Seattle Children’s is among the leaders in changing that.
“We used to think that AML is AML and ALL is ALL,” says cancer specialist Dr. Katherine Tarlock. “But thanks to advances in gene sequencing technology and our improved ability to interpret the results, we can now pick up genetic clues that one child with AML or ALL has a different type of the disease than another.”
Sequencing is not always part of initial leukemia treatment. But every child who comes to the High-Risk Leukemia Program has their leukemia sequenced to identify mutations and determine their cancer’s genetic signature. Their cancer cells are also examined for certain telltale proteins that can serve as targets for new therapies.
All of this information enables the experts to detect an individual profile that helps them match patients with therapies aimed at their form of leukemia – a practice known as precision (or personalized) medicine.
“These are complicated patients who’ve often been through several rounds of grueling therapy that hasn’t worked,” Tarlock says. “The more we understand about what drives their particular leukemia, the better we can predict their response to treatment and find or develop therapies that attack the Achilles heel of their disease.”
Access to hope
Most kids who come to Seattle Children’s for high-risk leukemia treatment join one of our many clinical trials for new therapies. Access to these promising but still unproven treatments offers immediate hope to children who are running out of time and options.
Cooper expects families from around the world to travel to Seattle Children’s in search of the best possible care. “Over time we will collect an unprecedented amount of clinical and biologic information about high-risk leukemia that will help researchers improve already developed therapies and plant the seed for new ones,” he says.
One of the most exciting examples of current research is a study looking at how to reprogram a patient’s own T cells to seek out and permanently destroy cancer in patients whose leukemia cells express certain proteins.

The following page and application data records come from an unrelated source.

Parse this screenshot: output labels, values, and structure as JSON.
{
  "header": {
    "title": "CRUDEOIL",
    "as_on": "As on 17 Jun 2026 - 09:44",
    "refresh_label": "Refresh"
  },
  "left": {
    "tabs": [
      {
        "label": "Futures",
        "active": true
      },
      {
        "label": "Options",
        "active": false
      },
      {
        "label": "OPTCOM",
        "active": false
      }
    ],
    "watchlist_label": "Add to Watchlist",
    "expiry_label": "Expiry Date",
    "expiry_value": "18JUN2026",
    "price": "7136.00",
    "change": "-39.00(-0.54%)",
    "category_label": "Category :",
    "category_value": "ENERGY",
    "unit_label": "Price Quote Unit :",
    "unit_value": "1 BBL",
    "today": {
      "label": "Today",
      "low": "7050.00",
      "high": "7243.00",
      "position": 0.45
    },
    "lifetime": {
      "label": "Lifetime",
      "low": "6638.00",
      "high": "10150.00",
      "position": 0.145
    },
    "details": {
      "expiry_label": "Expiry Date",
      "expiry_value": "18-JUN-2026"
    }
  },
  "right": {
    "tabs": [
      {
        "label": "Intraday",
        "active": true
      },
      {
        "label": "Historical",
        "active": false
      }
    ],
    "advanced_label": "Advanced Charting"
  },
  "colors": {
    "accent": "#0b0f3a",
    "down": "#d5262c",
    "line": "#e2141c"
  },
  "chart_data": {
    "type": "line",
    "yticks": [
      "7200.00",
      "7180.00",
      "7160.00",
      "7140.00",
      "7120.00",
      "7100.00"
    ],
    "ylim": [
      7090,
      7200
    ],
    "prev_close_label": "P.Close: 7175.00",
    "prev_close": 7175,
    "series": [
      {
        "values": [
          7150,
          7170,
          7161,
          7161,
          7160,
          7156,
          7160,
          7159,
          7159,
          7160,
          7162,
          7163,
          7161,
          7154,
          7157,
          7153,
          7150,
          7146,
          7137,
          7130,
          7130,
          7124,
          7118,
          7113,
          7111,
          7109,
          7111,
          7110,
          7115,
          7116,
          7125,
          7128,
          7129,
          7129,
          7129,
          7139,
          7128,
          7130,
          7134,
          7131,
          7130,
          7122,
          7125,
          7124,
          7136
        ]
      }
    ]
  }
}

Known as chimeric antigen receptor (CAR) T-cell immunotherapy, this approach could lead directly to a cure for some children while enabling others to potentially be cured through a stem cell transplant.
A stem cell transplant is the only known treatment for many children with high-risk leukemia – especially those with AML. But these kids face unique barriers to a successful transplant.
High-intensity “conditioning” drugs are used to kill all the leukemia cells and prepare patients for a transplant, but the drugs often don’t work well and/or fail to stop the leukemia from returning after transplant. When a transplant fails, patients have no choice but to try again, but each transplant leaves their body less able to tolerate high-intensity drugs.
Many of the leukemia studies underway at Seattle Children’s involve alternatives – like CAR T-cell therapy and others – that help kids overcome transplant barriers.
Ashtyn Poulsen and her family thought she was cured of ALL twice – once after a stem cell transplant when she was 12 and again after a transplant when she was 15 – only to have their hopes dashed when she relapsed each time.
Ashtyn’s doctors in Salt Lake City referred her to Seattle Children’s, where she joined studies for two new drugs that proved tolerable and effective in putting her leukemia into remission and preparing her for transplant.
Ashtyn, 17, received her third transplant – this time at Seattle Children’s – in August.
After everything Ashtyn has been through, the expertise of her care team at Seattle Children’s is reassuring to her mother, Suzanne Poulsen. “I can’t say enough about how impressed I am with how brilliant these people are and how well they plan for her care,” she says. “Nothing seems to catch them off guard.”
Connection, Winter 2019